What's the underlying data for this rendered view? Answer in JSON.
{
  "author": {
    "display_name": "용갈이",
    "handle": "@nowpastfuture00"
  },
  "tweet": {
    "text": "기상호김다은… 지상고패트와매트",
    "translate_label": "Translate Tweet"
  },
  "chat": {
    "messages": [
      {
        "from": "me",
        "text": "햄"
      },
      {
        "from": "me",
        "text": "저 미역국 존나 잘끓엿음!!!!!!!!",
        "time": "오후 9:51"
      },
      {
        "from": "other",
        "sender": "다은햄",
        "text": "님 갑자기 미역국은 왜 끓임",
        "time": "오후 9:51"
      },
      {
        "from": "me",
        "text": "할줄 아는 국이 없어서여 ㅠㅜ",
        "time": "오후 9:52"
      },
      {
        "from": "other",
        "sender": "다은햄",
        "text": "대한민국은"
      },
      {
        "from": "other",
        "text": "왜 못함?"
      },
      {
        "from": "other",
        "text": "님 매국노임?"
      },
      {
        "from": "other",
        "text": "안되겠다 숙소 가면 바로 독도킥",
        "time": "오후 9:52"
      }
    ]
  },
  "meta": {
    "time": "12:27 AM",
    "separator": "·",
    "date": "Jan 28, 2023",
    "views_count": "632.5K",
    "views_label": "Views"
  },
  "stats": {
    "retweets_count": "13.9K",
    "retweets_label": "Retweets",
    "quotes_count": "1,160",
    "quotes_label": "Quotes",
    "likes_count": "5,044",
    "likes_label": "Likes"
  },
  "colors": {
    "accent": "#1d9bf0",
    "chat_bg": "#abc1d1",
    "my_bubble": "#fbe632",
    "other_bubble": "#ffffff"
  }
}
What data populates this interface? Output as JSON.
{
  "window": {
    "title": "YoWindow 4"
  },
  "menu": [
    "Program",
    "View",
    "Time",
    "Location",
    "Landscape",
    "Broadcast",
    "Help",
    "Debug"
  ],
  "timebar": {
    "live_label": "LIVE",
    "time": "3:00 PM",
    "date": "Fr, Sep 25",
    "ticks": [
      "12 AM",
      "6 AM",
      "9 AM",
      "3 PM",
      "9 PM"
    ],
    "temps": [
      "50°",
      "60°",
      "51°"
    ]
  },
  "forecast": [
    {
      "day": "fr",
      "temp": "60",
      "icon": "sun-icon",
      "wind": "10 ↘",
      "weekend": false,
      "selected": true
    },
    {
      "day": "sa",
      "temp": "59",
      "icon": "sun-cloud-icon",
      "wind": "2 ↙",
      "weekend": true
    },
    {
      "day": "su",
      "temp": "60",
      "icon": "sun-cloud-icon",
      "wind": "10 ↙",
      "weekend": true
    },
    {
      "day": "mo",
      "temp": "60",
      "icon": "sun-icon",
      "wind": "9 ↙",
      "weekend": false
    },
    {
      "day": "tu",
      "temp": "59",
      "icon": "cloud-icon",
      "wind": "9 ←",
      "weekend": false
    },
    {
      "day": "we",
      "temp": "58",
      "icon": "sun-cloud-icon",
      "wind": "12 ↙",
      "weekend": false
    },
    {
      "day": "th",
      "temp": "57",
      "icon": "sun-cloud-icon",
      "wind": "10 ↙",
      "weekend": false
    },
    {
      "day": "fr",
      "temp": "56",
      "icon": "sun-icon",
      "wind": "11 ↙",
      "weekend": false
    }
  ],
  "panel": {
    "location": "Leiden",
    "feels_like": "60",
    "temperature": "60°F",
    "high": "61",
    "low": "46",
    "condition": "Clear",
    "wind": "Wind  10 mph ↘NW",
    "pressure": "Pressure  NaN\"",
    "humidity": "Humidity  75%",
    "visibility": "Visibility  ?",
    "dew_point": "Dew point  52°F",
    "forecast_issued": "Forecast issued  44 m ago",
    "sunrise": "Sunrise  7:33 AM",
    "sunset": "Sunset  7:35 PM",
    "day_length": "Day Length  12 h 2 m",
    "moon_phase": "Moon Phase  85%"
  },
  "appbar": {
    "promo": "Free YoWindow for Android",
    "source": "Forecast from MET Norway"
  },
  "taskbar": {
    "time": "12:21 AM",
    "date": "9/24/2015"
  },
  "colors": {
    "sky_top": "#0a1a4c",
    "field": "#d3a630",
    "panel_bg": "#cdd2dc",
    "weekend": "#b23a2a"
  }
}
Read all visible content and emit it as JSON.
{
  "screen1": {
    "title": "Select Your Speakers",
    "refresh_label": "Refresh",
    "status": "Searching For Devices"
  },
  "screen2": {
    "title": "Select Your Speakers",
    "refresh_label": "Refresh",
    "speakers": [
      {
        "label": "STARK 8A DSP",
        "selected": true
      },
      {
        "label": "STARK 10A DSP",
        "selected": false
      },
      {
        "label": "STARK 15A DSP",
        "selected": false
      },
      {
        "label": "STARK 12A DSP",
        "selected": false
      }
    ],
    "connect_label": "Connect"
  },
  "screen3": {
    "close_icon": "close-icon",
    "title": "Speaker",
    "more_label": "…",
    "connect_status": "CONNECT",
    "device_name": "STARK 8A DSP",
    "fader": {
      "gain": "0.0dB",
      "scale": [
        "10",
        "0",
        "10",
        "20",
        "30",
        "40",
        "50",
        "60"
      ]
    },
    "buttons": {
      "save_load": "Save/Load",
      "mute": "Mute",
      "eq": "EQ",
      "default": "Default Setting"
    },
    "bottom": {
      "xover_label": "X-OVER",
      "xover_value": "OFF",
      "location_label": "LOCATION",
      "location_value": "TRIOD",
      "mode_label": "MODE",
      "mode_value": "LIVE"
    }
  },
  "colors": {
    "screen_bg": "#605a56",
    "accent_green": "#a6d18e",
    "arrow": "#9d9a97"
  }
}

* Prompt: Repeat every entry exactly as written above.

* Solved exercise:
What's the underlying data for this rendered view? Answer in JSON.
{
  "author": {
    "display_name": "용갈이",
    "handle": "@nowpastfuture00"
  },
  "tweet": {
    "text": "기상호김다은… 지상고패트와매트",
    "translate_label": "Translate Tweet"
  },
  "chat": {
    "messages": [
      {
        "from": "me",
        "text": "햄"
      },
      {
        "from": "me",
        "text": "저 미역국 존나 잘끓엿음!!!!!!!!",
        "time": "오후 9:51"
      },
      {
        "from": "other",
        "sender": "다은햄",
        "text": "님 갑자기 미역국은 왜 끓임",
        "time": "오후 9:51"
      },
      {
        "from": "me",
        "text": "할줄 아는 국이 없어서여 ㅠㅜ",
        "time": "오후 9:52"
      },
      {
        "from": "other",
        "sender": "다은햄",
        "text": "대한민국은"
      },
      {
        "from": "other",
        "text": "왜 못함?"
      },
      {
        "from": "other",
        "text": "님 매국노임?"
      },
      {
        "from": "other",
        "text": "안되겠다 숙소 가면 바로 독도킥",
        "time": "오후 9:52"
      }
    ]
  },
  "meta": {
    "time": "12:27 AM",
    "separator": "·",
    "date": "Jan 28, 2023",
    "views_count": "632.5K",
    "views_label": "Views"
  },
  "stats": {
    "retweets_count": "13.9K",
    "retweets_label": "Retweets",
    "quotes_count": "1,160",
    "quotes_label": "Quotes",
    "likes_count": "5,044",
    "likes_label": "Likes"
  },
  "colors": {
    "accent": "#1d9bf0",
    "chat_bg": "#abc1d1",
    "my_bubble": "#fbe632",
    "other_bubble": "#ffffff"
  }
}
What data populates this interface? Output as JSON.
{
  "window": {
    "title": "YoWindow 4"
  },
  "menu": [
    "Program",
    "View",
    "Time",
    "Location",
    "Landscape",
    "Broadcast",
    "Help",
    "Debug"
  ],
  "timebar": {
    "live_label": "LIVE",
    "time": "3:00 PM",
    "date": "Fr, Sep 25",
    "ticks": [
      "12 AM",
      "6 AM",
      "9 AM",
      "3 PM",
      "9 PM"
    ],
    "temps": [
      "50°",
      "60°",
      "51°"
    ]
  },
  "forecast": [
    {
      "day": "fr",
      "temp": "60",
      "icon": "sun-icon",
      "wind": "10 ↘",
      "weekend": false,
      "selected": true
    },
    {
      "day": "sa",
      "temp": "59",
      "icon": "sun-cloud-icon",
      "wind": "2 ↙",
      "weekend": true
    },
    {
      "day": "su",
      "temp": "60",
      "icon": "sun-cloud-icon",
      "wind": "10 ↙",
      "weekend": true
    },
    {
      "day": "mo",
      "temp": "60",
      "icon": "sun-icon",
      "wind": "9 ↙",
      "weekend": false
    },
    {
      "day": "tu",
      "temp": "59",
      "icon": "cloud-icon",
      "wind": "9 ←",
      "weekend": false
    },
    {
      "day": "we",
      "temp": "58",
      "icon": "sun-cloud-icon",
      "wind": "12 ↙",
      "weekend": false
    },
    {
      "day": "th",
      "temp": "57",
      "icon": "sun-cloud-icon",
      "wind": "10 ↙",
      "weekend": false
    },
    {
      "day": "fr",
      "temp": "56",
      "icon": "sun-icon",
      "wind": "11 ↙",
      "weekend": false
    }
  ],
  "panel": {
    "location": "Leiden",
    "feels_like": "60",
    "temperature": "60°F",
    "high": "61",
    "low": "46",
    "condition": "Clear",
    "wind": "Wind  10 mph ↘NW",
    "pressure": "Pressure  NaN\"",
    "humidity": "Humidity  75%",
    "visibility": "Visibility  ?",
    "dew_point": "Dew point  52°F",
    "forecast_issued": "Forecast issued  44 m ago",
    "sunrise": "Sunrise  7:33 AM",
    "sunset": "Sunset  7:35 PM",
    "day_length": "Day Length  12 h 2 m",
    "moon_phase": "Moon Phase  85%"
  },
  "appbar": {
    "promo": "Free YoWindow for Android",
    "source": "Forecast from MET Norway"
  },
  "taskbar": {
    "time": "12:21 AM",
    "date": "9/24/2015"
  },
  "colors": {
    "sky_top": "#0a1a4c",
    "field": "#d3a630",
    "panel_bg": "#cdd2dc",
    "weekend": "#b23a2a"
  }
}
Read all visible content and emit it as JSON.
{
  "screen1": {
    "title": "Select Your Speakers",
    "refresh_label": "Refresh",
    "status": "Searching For Devices"
  },
  "screen2": {
    "title": "Select Your Speakers",
    "refresh_label": "Refresh",
    "speakers": [
      {
        "label": "STARK 8A DSP",
        "selected": true
      },
      {
        "label": "STARK 10A DSP",
        "selected": false
      },
      {
        "label": "STARK 15A DSP",
        "selected": false
      },
      {
        "label": "STARK 12A DSP",
        "selected": false
      }
    ],
    "connect_label": "Connect"
  },
  "screen3": {
    "close_icon": "close-icon",
    "title": "Speaker",
    "more_label": "…",
    "connect_status": "CONNECT",
    "device_name": "STARK 8A DSP",
    "fader": {
      "gain": "0.0dB",
      "scale": [
        "10",
        "0",
        "10",
        "20",
        "30",
        "40",
        "50",
        "60"
      ]
    },
    "buttons": {
      "save_load": "Save/Load",
      "mute": "Mute",
      "eq": "EQ",
      "default": "Default Setting"
    },
    "bottom": {
      "xover_label": "X-OVER",
      "xover_value": "OFF",
      "location_label": "LOCATION",
      "location_value": "TRIOD",
      "mode_label": "MODE",
      "mode_value": "LIVE"
    }
  },
  "colors": {
    "screen_bg": "#605a56",
    "accent_green": "#a6d18e",
    "arrow": "#9d9a97"
  }
}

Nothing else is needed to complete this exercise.